* _PROBLEM STATEMENT_:
Where a line in the records holds "location", count it once; return only the final number.

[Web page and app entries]
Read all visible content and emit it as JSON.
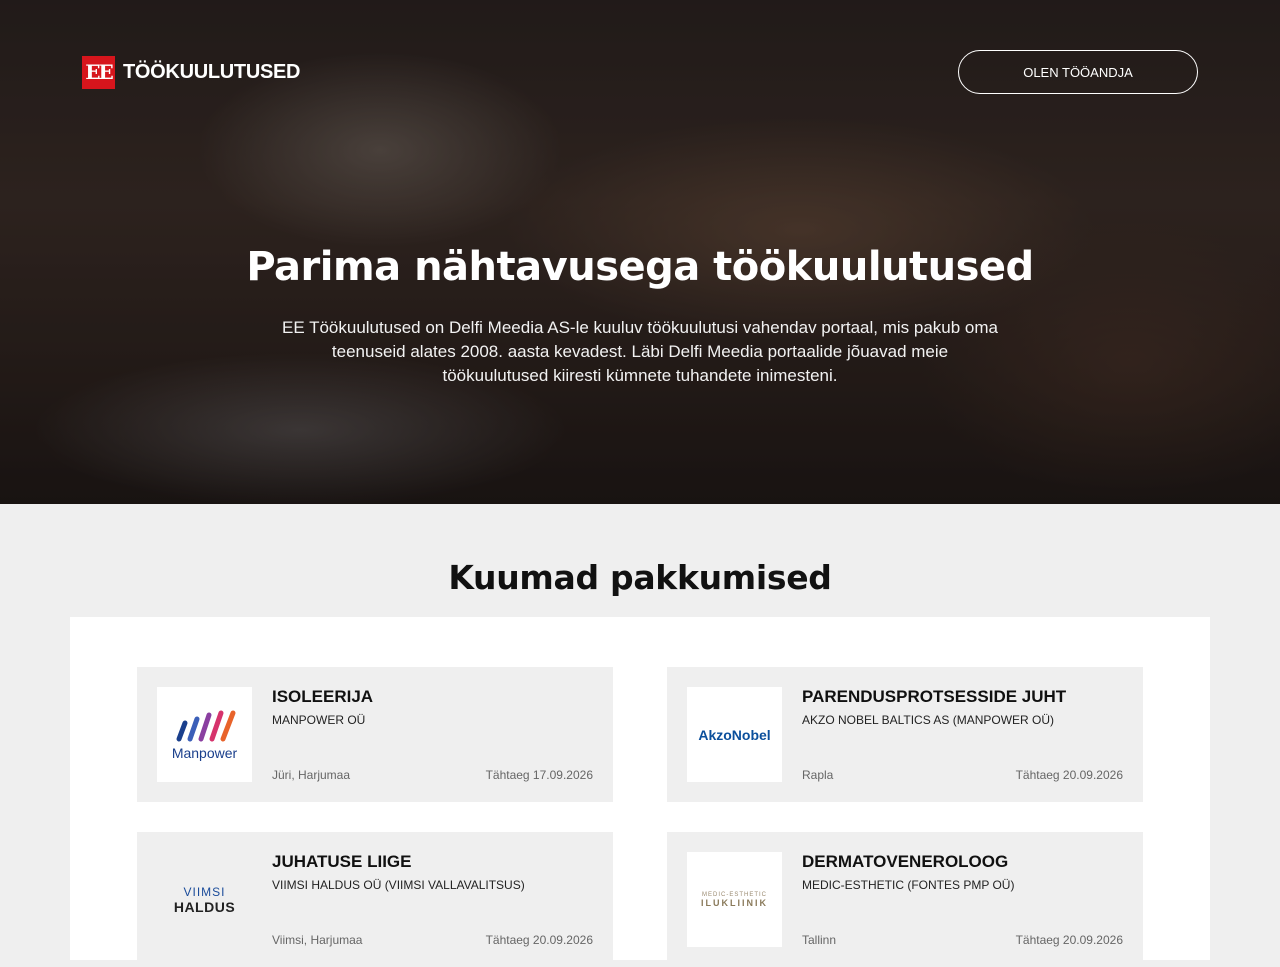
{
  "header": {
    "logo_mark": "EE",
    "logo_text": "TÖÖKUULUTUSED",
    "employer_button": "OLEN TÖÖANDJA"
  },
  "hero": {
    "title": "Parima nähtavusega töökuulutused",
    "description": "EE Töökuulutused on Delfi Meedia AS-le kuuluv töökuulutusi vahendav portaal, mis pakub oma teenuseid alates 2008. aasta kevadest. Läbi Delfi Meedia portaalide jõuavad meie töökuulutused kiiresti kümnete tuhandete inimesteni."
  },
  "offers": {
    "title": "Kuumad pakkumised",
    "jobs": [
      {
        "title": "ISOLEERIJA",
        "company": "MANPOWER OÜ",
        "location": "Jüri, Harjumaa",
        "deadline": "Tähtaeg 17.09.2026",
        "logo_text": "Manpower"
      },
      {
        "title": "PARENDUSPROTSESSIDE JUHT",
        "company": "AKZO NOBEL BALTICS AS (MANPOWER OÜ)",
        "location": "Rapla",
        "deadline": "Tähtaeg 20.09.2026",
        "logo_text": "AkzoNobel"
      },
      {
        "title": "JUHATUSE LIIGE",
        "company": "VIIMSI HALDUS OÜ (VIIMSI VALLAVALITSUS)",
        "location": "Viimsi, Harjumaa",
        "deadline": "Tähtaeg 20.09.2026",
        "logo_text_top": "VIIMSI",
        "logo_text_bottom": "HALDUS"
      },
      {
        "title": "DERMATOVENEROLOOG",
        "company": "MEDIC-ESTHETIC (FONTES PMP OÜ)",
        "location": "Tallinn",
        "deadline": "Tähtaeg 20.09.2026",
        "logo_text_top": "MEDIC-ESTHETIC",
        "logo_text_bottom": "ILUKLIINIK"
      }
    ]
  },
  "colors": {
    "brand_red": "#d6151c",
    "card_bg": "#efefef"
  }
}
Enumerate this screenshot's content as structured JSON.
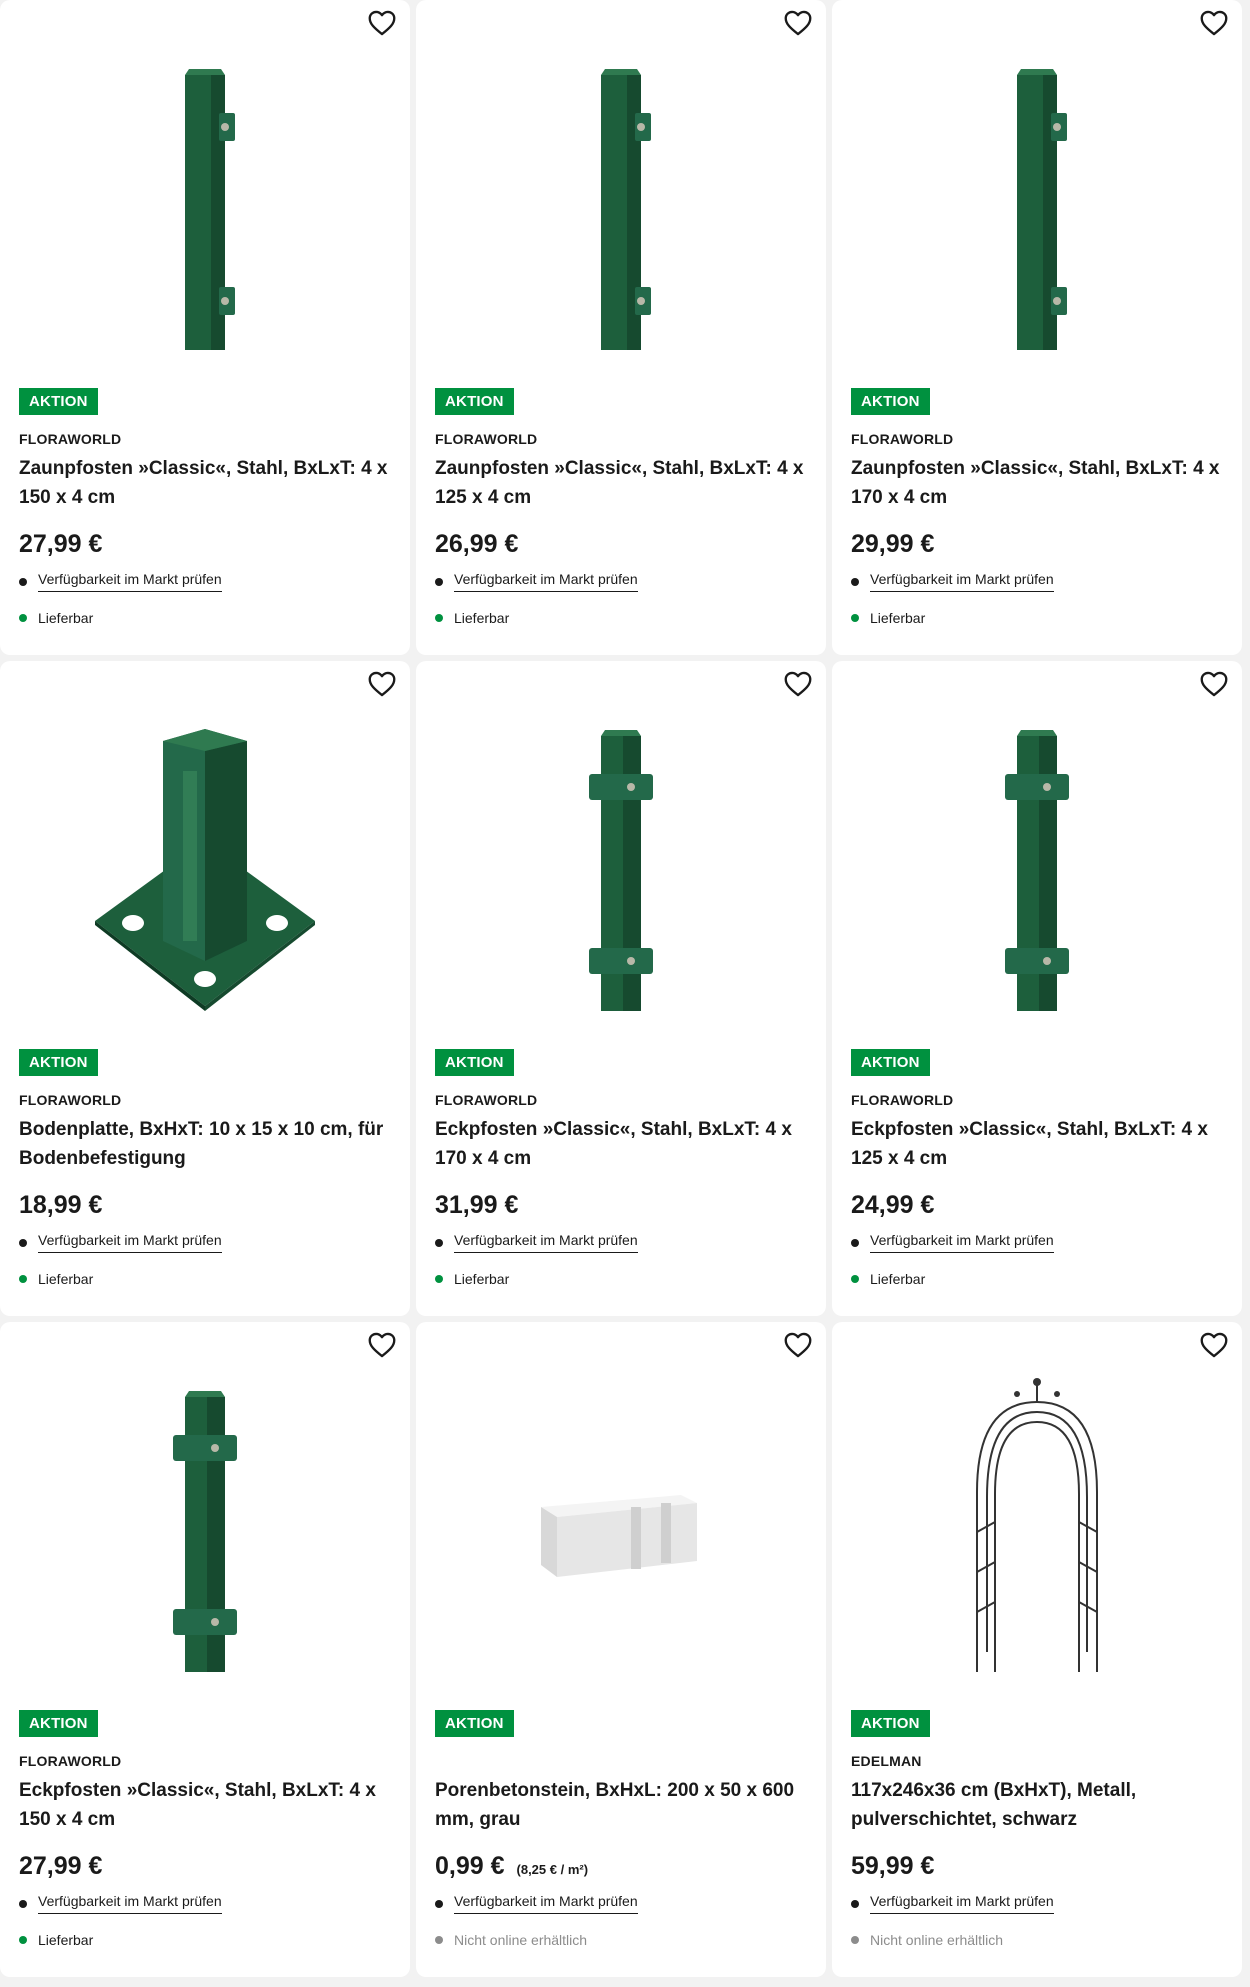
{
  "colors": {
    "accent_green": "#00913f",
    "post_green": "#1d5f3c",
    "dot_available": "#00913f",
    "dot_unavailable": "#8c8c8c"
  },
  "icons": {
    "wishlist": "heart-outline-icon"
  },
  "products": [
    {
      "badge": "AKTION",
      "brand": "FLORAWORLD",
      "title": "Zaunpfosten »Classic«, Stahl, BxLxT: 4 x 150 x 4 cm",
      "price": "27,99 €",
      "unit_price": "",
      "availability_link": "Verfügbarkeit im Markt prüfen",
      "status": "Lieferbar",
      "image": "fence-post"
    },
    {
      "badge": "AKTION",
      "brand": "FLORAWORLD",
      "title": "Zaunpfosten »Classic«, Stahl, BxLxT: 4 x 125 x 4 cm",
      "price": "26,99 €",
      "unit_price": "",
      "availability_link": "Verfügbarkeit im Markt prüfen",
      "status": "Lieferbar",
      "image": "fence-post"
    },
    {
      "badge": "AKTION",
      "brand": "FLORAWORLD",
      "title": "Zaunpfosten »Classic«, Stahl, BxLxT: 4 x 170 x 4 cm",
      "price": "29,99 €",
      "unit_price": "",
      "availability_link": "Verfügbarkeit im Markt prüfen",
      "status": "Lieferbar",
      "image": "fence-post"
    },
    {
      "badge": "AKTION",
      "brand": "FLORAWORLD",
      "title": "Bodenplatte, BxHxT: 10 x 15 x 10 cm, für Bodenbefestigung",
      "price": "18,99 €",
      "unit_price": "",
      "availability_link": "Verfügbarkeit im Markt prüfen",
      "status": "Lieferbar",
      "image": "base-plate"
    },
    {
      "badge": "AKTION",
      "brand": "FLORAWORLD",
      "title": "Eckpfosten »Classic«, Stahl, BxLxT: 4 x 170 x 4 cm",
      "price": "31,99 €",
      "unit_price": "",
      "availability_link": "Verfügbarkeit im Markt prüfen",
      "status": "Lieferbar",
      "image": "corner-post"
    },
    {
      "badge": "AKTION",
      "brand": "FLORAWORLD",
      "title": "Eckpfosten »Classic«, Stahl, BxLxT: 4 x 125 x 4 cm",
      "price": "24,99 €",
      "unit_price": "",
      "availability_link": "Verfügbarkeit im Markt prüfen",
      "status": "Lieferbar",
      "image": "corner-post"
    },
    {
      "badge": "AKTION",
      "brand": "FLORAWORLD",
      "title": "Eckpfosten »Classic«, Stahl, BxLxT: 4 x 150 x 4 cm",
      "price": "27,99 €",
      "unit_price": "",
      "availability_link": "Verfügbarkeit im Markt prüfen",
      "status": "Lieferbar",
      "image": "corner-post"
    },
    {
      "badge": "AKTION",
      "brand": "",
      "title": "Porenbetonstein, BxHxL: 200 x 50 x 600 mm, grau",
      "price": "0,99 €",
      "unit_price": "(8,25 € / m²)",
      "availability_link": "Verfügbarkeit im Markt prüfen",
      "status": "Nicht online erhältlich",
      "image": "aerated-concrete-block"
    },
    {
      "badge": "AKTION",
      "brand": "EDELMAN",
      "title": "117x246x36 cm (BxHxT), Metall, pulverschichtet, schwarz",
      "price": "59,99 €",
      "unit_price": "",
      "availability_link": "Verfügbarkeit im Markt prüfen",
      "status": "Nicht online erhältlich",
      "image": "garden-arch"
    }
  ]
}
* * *
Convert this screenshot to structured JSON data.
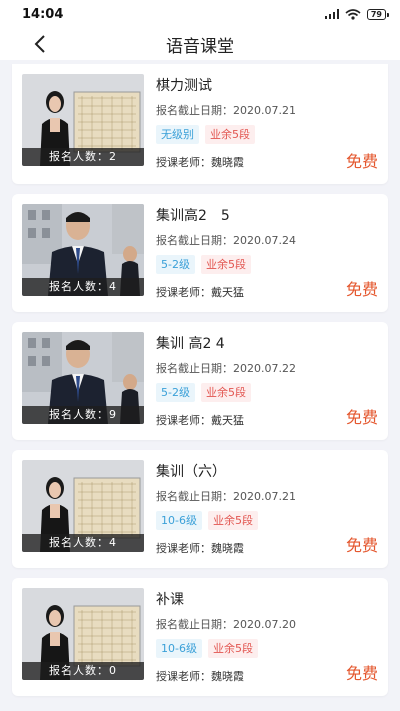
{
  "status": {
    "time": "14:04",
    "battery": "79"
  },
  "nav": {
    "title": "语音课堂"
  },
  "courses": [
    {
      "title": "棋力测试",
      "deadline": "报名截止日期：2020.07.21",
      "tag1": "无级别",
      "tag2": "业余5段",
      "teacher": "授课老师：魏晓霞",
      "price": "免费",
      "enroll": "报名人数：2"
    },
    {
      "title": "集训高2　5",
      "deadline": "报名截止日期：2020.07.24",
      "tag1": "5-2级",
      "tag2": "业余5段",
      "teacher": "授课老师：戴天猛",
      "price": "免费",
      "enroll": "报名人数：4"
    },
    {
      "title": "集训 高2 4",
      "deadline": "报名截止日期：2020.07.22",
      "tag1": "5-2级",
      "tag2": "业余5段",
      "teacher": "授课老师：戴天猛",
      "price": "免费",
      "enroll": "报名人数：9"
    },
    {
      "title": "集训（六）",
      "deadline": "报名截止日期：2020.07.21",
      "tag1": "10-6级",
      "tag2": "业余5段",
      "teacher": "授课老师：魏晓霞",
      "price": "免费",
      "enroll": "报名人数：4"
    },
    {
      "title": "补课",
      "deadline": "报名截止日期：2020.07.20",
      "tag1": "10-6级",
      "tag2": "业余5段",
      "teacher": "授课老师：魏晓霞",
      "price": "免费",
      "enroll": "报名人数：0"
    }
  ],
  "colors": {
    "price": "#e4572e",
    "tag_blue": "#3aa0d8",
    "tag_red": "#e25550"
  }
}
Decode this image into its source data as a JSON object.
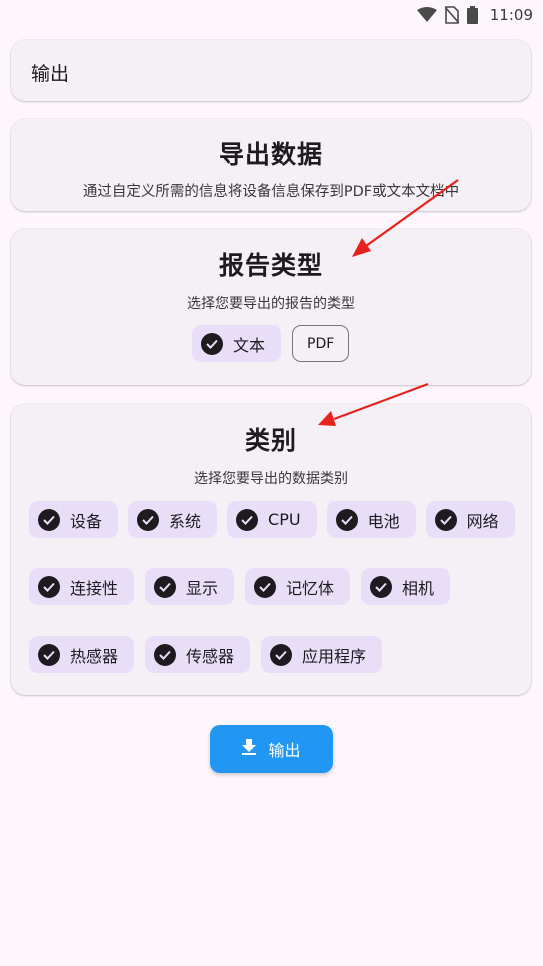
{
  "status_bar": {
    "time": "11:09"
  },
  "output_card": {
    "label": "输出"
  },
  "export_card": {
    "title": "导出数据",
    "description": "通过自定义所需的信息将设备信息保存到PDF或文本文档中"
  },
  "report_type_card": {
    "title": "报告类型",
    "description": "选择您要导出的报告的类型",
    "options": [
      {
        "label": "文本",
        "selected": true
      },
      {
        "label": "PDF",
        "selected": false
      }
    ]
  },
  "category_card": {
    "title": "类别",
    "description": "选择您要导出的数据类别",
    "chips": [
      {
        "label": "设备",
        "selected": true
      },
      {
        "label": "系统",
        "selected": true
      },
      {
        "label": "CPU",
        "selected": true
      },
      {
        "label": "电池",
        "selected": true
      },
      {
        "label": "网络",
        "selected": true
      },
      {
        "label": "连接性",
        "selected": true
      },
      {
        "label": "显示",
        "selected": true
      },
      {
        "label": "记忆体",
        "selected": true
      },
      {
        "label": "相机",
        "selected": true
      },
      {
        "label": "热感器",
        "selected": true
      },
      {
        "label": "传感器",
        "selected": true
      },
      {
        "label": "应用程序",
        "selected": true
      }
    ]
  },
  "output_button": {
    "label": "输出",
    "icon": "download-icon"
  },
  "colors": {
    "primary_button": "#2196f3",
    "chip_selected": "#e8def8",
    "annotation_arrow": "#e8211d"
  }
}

* _RESULT FOR THIS TASK_:
4